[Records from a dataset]
╔══

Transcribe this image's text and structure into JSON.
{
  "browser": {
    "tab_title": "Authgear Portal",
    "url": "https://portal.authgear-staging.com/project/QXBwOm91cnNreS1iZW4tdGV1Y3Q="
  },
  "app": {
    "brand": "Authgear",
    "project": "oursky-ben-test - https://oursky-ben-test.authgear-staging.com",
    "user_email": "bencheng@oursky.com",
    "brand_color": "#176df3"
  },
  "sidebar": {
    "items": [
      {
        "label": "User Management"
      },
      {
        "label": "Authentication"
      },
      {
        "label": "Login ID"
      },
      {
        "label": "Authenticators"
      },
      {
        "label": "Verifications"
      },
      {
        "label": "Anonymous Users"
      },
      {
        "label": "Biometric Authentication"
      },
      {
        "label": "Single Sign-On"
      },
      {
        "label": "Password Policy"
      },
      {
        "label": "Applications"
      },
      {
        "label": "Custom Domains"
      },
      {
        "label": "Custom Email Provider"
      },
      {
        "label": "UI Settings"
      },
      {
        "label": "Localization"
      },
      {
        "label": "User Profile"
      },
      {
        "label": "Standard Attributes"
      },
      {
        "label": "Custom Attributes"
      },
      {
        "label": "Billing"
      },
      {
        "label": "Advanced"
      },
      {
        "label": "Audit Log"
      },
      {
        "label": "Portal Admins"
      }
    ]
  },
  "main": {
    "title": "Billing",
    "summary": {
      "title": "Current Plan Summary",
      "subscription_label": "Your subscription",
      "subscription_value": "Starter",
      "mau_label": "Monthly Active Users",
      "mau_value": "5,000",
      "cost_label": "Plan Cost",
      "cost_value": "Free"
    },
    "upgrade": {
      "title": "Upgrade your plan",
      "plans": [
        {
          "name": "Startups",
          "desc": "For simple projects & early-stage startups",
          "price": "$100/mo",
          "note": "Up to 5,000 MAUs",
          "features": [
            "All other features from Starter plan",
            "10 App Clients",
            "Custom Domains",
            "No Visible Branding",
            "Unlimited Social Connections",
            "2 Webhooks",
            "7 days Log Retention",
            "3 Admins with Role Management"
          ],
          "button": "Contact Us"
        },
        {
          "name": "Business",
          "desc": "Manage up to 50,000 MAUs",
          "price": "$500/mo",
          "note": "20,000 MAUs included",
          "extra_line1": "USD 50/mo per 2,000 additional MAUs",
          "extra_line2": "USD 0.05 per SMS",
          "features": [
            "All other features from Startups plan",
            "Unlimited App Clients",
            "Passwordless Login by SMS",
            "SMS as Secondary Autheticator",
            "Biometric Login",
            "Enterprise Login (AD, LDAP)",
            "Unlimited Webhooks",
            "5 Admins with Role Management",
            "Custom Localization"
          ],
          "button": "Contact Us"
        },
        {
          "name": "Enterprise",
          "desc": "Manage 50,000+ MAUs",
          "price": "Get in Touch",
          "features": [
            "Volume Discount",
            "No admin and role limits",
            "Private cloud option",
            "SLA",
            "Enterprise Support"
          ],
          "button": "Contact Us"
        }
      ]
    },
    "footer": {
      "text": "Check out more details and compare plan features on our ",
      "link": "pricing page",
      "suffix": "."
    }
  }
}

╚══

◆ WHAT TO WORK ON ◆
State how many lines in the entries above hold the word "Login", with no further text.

◆ FINISHED EXERCISE ◆
4